Ducklings Myth #4 A Baby bird on the ground who cannot fly needs help.

Often False!
(exception if area is known to have prowling cats)

Unless the baby is injured, it is a normal stage of development for full deathered baby birds to be on the ground while they get their "wings". it takes practice. Birds do not get learn to get airborn and alight on the first flight. The parents will hear their chirping and feed them til they are ready to fly.

Rock Pigeon Myth #5 If you raise a wild bird such as a pigeon, bluejay, mockingbird, etc. it will bond (imprint with humans) and be tame for life, unable to make it in on their own in the wild.


This is so very false, when a bird is ready to fly away, it will.
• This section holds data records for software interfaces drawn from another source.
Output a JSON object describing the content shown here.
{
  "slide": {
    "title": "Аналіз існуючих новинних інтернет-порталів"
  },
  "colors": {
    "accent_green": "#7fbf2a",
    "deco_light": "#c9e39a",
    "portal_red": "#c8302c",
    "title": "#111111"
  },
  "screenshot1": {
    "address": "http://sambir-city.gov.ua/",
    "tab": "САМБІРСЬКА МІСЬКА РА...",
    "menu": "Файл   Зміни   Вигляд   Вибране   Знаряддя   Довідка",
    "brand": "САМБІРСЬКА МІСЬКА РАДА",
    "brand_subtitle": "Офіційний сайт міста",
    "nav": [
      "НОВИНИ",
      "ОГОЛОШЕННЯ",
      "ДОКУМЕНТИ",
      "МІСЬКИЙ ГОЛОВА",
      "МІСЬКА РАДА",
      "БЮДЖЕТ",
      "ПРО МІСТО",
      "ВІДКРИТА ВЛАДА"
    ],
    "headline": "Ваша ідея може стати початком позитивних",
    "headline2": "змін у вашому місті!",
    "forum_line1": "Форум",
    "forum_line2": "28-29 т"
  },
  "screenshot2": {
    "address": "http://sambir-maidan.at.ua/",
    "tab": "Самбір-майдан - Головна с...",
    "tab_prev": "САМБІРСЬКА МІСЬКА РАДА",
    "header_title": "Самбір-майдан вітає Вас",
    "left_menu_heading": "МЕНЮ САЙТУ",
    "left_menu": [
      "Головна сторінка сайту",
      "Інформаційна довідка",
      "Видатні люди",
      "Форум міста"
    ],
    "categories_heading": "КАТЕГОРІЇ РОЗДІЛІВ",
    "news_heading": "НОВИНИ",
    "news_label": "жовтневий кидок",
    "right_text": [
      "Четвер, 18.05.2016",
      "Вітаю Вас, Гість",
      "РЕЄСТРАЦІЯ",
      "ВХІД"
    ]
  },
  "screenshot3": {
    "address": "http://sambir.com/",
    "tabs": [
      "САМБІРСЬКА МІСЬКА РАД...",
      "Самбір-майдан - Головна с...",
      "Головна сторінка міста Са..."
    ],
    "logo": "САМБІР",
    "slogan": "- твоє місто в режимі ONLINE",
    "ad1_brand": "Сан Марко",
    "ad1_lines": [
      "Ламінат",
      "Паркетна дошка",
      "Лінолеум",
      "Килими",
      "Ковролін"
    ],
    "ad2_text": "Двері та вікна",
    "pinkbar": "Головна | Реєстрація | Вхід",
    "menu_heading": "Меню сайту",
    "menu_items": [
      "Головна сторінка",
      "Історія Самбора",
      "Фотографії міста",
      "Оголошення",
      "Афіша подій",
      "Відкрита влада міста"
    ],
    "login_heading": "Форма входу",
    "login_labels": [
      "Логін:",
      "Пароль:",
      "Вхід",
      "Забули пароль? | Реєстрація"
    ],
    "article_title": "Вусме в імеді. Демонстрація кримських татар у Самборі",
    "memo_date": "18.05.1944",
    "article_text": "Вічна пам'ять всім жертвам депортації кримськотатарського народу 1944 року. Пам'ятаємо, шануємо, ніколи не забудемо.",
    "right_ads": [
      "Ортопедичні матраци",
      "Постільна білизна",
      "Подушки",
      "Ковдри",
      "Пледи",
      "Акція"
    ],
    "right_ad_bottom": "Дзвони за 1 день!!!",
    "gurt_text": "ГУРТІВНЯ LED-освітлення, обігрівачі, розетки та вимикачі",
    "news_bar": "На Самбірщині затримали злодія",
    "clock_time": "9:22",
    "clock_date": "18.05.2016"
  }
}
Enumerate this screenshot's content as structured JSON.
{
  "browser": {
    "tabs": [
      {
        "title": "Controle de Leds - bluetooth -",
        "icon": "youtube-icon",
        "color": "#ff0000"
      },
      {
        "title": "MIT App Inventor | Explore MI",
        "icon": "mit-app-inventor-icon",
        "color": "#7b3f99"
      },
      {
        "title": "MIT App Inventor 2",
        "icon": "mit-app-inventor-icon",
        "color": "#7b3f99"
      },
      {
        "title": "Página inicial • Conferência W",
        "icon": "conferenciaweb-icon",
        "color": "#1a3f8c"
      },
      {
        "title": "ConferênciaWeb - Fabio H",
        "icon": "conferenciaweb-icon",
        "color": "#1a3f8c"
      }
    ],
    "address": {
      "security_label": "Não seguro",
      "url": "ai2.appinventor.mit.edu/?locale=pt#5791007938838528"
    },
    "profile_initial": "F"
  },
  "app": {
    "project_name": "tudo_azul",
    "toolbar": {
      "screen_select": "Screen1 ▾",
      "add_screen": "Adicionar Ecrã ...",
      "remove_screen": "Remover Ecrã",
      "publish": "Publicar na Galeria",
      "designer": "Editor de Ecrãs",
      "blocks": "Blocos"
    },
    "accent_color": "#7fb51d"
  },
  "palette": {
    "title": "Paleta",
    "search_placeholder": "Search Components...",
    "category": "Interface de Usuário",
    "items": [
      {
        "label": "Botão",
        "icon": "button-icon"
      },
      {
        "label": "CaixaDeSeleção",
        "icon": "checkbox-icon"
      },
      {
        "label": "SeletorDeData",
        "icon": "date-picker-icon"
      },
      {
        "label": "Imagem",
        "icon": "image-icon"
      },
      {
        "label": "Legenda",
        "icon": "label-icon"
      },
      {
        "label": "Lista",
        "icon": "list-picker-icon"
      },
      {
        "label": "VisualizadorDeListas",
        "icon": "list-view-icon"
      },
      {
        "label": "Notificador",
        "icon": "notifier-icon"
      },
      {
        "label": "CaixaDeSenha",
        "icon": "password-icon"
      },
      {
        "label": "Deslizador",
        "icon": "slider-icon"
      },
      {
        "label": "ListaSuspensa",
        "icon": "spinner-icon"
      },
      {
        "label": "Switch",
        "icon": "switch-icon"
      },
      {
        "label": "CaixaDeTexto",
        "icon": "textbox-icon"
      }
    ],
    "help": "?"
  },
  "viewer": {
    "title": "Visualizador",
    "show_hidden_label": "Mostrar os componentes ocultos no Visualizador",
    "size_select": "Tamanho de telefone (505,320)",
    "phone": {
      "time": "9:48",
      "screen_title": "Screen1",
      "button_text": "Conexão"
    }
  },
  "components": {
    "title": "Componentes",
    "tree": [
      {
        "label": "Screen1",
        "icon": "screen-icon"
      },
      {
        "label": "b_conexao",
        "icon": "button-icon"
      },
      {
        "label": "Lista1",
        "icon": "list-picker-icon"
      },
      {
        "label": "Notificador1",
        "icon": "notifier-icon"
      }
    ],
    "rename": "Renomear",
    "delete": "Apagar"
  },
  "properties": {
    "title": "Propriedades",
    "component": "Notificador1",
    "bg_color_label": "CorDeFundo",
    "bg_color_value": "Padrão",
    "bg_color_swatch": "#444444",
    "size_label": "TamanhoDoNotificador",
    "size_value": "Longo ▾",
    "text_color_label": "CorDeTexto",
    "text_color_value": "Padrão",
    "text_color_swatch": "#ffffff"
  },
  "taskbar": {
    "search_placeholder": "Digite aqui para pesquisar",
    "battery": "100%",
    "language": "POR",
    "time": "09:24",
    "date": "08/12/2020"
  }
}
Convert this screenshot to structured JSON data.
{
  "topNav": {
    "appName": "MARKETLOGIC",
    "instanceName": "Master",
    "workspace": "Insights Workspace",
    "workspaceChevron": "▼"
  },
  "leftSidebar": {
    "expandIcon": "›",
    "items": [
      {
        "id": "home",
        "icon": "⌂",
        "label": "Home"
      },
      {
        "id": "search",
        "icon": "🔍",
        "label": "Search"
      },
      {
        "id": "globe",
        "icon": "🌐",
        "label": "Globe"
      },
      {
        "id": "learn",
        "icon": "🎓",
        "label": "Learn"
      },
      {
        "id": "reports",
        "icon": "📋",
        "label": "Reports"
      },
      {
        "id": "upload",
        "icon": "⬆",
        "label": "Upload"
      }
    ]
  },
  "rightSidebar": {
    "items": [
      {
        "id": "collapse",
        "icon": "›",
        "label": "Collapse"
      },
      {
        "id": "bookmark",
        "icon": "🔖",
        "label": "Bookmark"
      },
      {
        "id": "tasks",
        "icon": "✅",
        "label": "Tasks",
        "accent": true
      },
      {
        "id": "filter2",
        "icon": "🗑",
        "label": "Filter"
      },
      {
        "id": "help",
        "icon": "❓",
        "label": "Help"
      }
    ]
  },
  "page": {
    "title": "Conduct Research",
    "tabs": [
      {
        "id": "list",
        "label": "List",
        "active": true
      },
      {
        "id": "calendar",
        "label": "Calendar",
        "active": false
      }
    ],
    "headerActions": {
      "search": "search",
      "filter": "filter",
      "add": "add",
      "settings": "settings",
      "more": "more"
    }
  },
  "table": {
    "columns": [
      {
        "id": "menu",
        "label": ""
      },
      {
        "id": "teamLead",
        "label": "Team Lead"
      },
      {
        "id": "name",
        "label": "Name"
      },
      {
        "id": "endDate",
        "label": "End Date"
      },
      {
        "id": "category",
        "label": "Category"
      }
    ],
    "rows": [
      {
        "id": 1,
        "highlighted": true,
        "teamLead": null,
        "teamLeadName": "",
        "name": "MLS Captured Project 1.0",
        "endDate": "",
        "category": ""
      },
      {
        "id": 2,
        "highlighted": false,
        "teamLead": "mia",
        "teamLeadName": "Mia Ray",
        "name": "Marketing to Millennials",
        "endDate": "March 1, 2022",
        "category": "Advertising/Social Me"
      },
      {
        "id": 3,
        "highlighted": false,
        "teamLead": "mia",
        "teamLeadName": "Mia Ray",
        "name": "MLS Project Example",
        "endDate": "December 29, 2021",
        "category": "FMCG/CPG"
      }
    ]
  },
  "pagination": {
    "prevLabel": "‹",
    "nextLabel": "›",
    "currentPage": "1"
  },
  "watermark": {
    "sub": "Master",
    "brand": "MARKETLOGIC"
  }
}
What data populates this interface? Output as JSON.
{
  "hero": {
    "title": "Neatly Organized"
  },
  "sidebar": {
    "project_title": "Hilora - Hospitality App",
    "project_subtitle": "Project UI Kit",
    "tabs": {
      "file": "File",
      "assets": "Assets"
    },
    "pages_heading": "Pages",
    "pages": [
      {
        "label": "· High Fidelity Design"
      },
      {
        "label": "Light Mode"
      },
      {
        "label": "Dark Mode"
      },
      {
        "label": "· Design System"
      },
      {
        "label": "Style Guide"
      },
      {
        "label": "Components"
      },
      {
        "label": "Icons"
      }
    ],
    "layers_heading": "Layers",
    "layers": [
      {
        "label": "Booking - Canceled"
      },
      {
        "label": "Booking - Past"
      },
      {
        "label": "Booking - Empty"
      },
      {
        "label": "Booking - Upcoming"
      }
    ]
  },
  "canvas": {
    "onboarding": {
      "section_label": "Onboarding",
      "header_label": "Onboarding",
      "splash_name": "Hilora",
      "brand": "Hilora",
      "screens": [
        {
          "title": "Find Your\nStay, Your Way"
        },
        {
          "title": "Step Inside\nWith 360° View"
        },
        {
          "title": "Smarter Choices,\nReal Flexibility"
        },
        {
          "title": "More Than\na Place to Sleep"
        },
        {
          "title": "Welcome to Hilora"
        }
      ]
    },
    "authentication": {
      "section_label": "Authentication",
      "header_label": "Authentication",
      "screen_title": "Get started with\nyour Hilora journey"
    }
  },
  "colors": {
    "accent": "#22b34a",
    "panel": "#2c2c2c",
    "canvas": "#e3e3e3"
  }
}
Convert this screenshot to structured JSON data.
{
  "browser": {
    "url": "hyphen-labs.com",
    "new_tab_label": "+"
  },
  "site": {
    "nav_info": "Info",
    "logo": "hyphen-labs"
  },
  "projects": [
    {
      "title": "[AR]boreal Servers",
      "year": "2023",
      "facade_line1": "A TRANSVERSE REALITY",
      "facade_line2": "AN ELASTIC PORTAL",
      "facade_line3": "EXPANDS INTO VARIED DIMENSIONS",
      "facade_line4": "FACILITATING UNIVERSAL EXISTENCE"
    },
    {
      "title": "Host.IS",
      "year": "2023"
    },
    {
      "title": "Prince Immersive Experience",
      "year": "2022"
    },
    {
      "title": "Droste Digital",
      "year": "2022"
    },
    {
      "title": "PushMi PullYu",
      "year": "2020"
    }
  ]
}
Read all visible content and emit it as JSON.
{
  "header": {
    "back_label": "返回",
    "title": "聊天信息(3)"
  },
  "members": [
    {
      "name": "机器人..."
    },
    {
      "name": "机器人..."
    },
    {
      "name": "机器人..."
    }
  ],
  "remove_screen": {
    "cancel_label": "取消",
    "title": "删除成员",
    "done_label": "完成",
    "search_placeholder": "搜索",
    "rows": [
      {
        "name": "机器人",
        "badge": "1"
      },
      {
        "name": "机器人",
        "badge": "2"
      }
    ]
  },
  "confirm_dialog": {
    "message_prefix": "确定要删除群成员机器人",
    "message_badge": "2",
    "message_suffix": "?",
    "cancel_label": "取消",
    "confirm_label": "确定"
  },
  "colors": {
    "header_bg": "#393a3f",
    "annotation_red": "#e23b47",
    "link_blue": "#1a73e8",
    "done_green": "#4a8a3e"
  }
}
It is the most basic primitive instinct in the bird ~~ to spread those wings and take flight. How could anyone believe this myth? Ever tried leaving a cage or parakeets or cockatiels open? They are gone gone gone no matter who raised them, no matter how tame. Same applies to much larger parrots. They fly away!!

Hummingbird Myth #6 Hummingbird nectar is bad for the hummingbirds


There is absolutely no evidence for this one way or the other. in my LA network, the hummingbird rescuers have dealt with these birds for years and even though hummingbirds need protein ~~ flies, caterpillars, spiders and so on, they can make do on the sugar water (one part sugar or red powder and 4 parts water)
Want to start an adventure with birds ? Buy a Hummingbird feeder (even Costco have them) and fill with the nectar and hang outside. Hummingbirds can get a visio on the feeder from 3/4 mile away!

feeding ducks Myth #7 Feeding bread to geese and ducks is a great family activity


Bread is bad for birds because it offers poor nutritional value. Severe nutritional deficiencies can occur, if bread only is fed. I encourage giving a helping hand to nature by giving them food, ~~anything that aids survival is good and positive~~ but for ducks, please throw in some cracked corn, fresh vegetable trimmings, chopped hard-boiled eggs, tomatoes.

Myth #8 Pigeons carry diseases and even avian flu


"Pigeons are not a public health hazard. Nobody in public health is losing any sleep over pigeons."
- Dr. Joel McCullough, Medical Director, Environmental Health, Chicago Department of Public Health.
"Pigeons do not get avian influenza and don't carry the virus,"
-Dr. Cornelius Kiley, DVM, Canadian Food Inspection Agency
Click here for more pigeon facts